   As the freshest troops in the brigade, this task was given to two companies of the King’s Own. With Zero Hour set for 6 a.m. on 4 October, artillery arrangements were hurriedly planned and attackers briefed. With the covering barrage falling to their front, the companies advanced. Both found the tangled undergrowth extremely difficult to progress through and about 500-yards into their advance, the right company came under very heavy machine-gun fire from the houses to the south of the river. The left company pushed on and succeeded in reaching the houses in what is now the Rue Lucien Sampaix. After bitter house-to-house fighting using copious bombs, the company cleared the first part of the street, but houses further down the road proved too strongly-held. Another RAF aircraft had overflown Z-Trench at 7 a.m., but perceived no visible sign of British defenders and the strength of enemy opposition now made it practically certain that none of the Loyals remained in their isolated position. Barnes decided there was nothing to be gained by risking more lives and at 11.20 a.m., phoned Brig.-Gen. Ransome, ordering consolidation of the line just to the north of Pronville, work the battalion completed by 7 p.m. At 10.55 p.m., elements of 171 and 172 Brigade relieved the battalion and the tired men were withdrawn to the south of Pronville. When Z-Trench was subsequently taken, evidence of considerable fighting was found, the bodies of some of its late defenders still sprawled on the ground.”

“Edited to add: Z Trench can be found at 50°10’11.80″N 3°13’6.70″E if you put a placemark in Google Earth at these coordinates.”

Sadly Frank’s body was never recovered and he is one of the many thousands of young men who gave everything for our freedom, he must never be forgotten.
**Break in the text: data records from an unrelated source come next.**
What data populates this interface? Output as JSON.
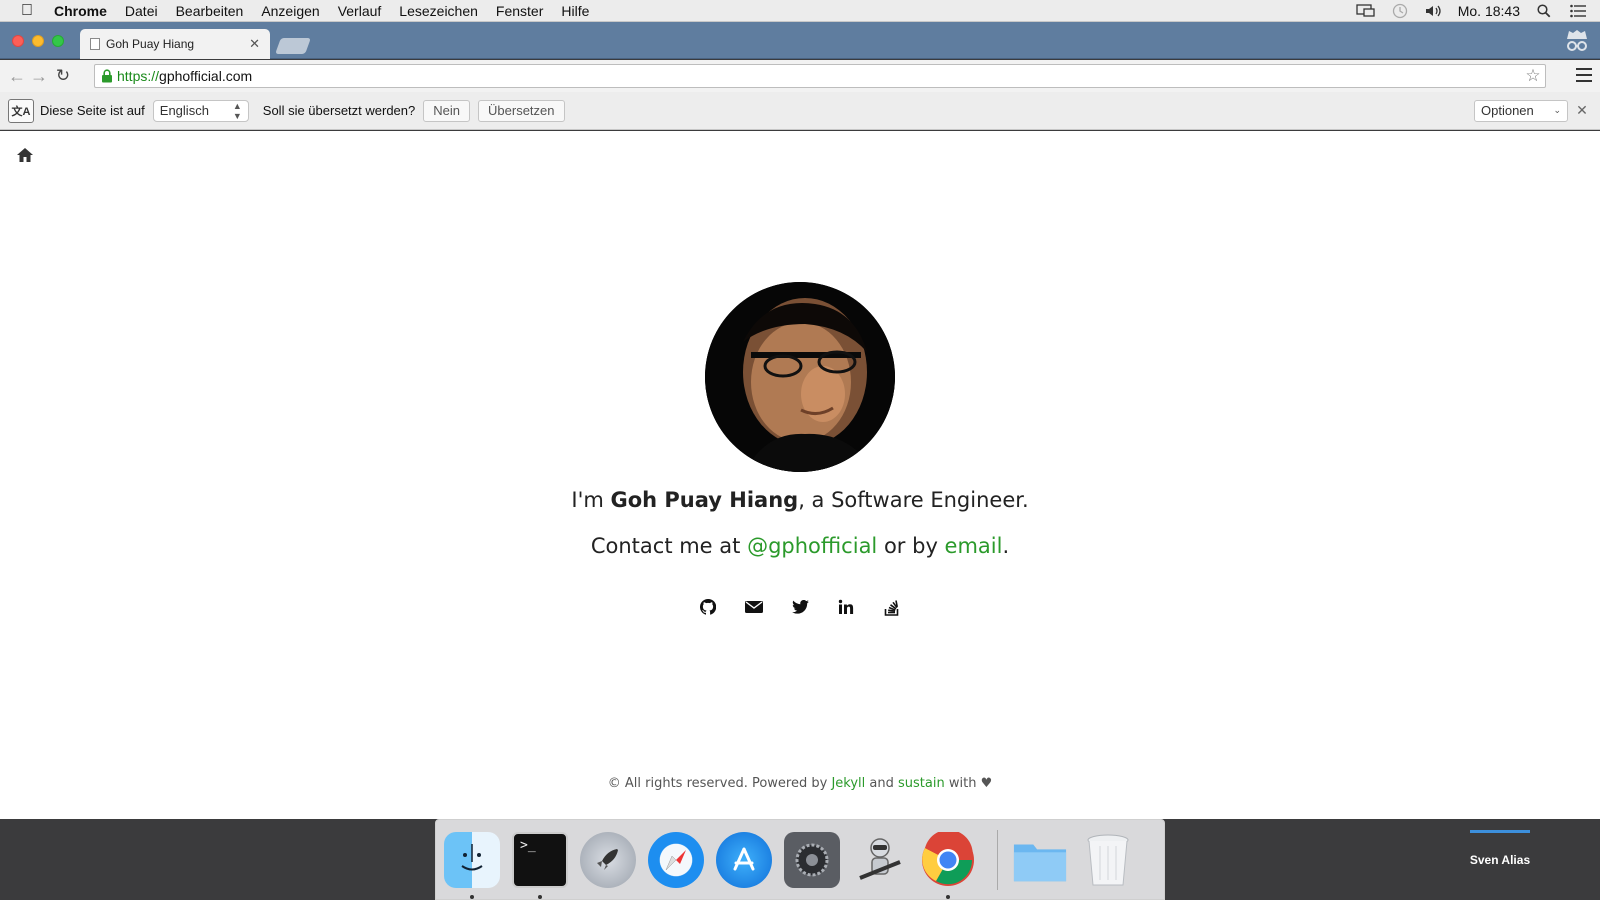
{
  "menubar": {
    "app": "Chrome",
    "items": [
      "Datei",
      "Bearbeiten",
      "Anzeigen",
      "Verlauf",
      "Lesezeichen",
      "Fenster",
      "Hilfe"
    ],
    "clock": "Mo. 18:43",
    "status_icons": [
      "display-icon",
      "time-machine-icon",
      "volume-icon",
      "spotlight-icon",
      "notification-center-icon"
    ]
  },
  "browser": {
    "tab_title": "Goh Puay Hiang",
    "url_scheme": "https://",
    "url_host": "gphofficial.com"
  },
  "translate_bar": {
    "prefix": "Diese Seite ist auf",
    "language": "Englisch",
    "question": "Soll sie übersetzt werden?",
    "no_button": "Nein",
    "translate_button": "Übersetzen",
    "options": "Optionen"
  },
  "page": {
    "intro_pre": "I'm ",
    "name": "Goh Puay Hiang",
    "intro_post": ", a Software Engineer.",
    "contact_pre": "Contact me at ",
    "handle": "@gphofficial",
    "contact_mid": " or by ",
    "email_link": "email",
    "contact_post": ".",
    "social": [
      "github-icon",
      "envelope-icon",
      "twitter-icon",
      "linkedin-icon",
      "stackoverflow-icon"
    ],
    "footer_pre": "© All rights reserved. Powered by ",
    "jekyll": "Jekyll",
    "footer_and": " and ",
    "sustain": "sustain",
    "footer_with": " with ",
    "heart": "♥"
  },
  "dock": {
    "apps": [
      "Finder",
      "Terminal",
      "Launchpad",
      "Safari",
      "App Store",
      "System Preferences",
      "Automator",
      "Chrome",
      "Folder",
      "Trash"
    ]
  },
  "desktop": {
    "alias_label": "Sven Alias"
  },
  "colors": {
    "link_green": "#2b9a2b",
    "tabstrip": "#5f7d9f"
  }
}
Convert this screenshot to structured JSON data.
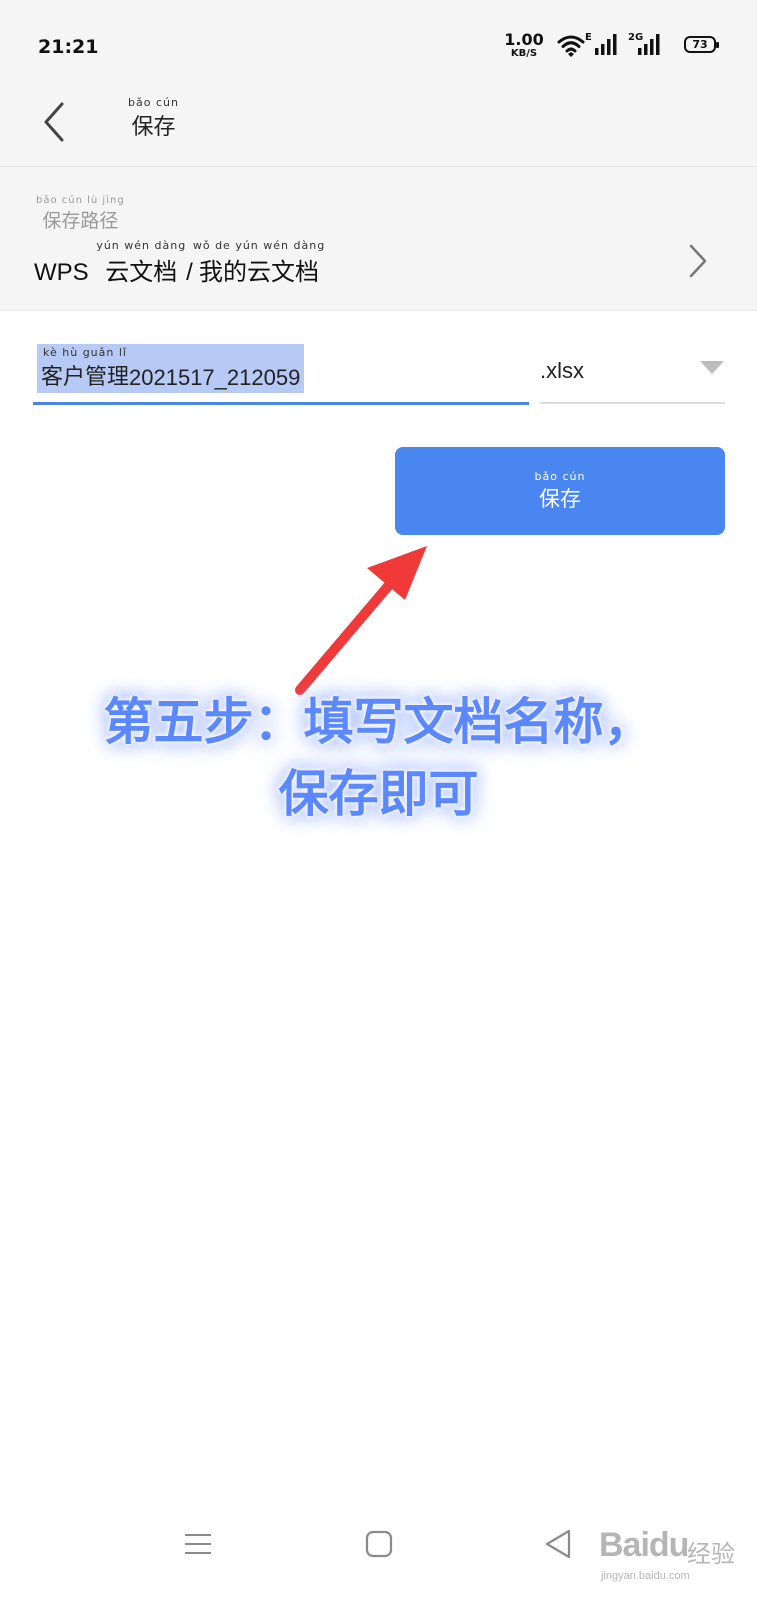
{
  "status_bar": {
    "time": "21:21",
    "net_speed_value": "1.00",
    "net_speed_unit": "KB/S",
    "sim1_type": "E",
    "sim2_type": "2G",
    "battery": "73"
  },
  "header": {
    "back_icon": "chevron-left-icon",
    "title_pinyin": "bǎo  cún",
    "title": "保存"
  },
  "save_path": {
    "label_pinyin": "bǎo  cún  lù  jìng",
    "label": "保存路径",
    "prefix": "WPS",
    "segment1_pinyin": "yún wén dàng",
    "segment1": "云文档",
    "separator": "/",
    "segment2_pinyin": "wǒ  de  yún wén dàng",
    "segment2": "我的云文档",
    "chevron_icon": "chevron-right-icon"
  },
  "file_name": {
    "pinyin": "kè  hù  guǎn  lǐ",
    "name_cn": "客户管理",
    "name_suffix": "2021517_212059",
    "extension": ".xlsx",
    "dropdown_icon": "triangle-down-icon"
  },
  "save_button": {
    "pinyin": "bǎo  cún",
    "label": "保存"
  },
  "annotation": {
    "line1": "第五步：填写文档名称，",
    "line2": "保存即可",
    "arrow_color": "#f03a3a",
    "text_color": "#5b87ff"
  },
  "nav": {
    "menu_icon": "menu-icon",
    "home_icon": "square-home-icon",
    "back_icon": "triangle-back-icon"
  },
  "watermark": {
    "brand": "Baidu",
    "brand_cn": "经验",
    "url": "jingyan.baidu.com"
  },
  "colors": {
    "accent": "#4a86f0",
    "selection": "#b7c9f5",
    "background_bar": "#f5f5f5"
  }
}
On the UK, Army Registers of Soldiers’ Effects, 1901-1929 for Frank Thomas it show his Legatee was his father Thomas, who received on the 13th February 1919 – £2.18s. 0d credit and Frank Noel’s War Gratuity of £3 on the 9th December 1919.

However his family made sure he would be remembered as they added his name to the list of the Fallen for the Hawarden, WW1 War Memorial, the Sandycroft WW2 War Memorial in St. Francis’s Church and the Queensferry School Roll of Honour in the Queensferry War Memorial  Institute, his name will live on in perpetuity.  This account is speculative and  assumes that they are one and the same person on the three memorials.We would welcome any information to help us identify this soldier with more certainty.


Many thanks to Carole JOnes for her help in telling Frank Noel’s story.






Learn more about the other soldiers on the Hawarden Memorial

Back to top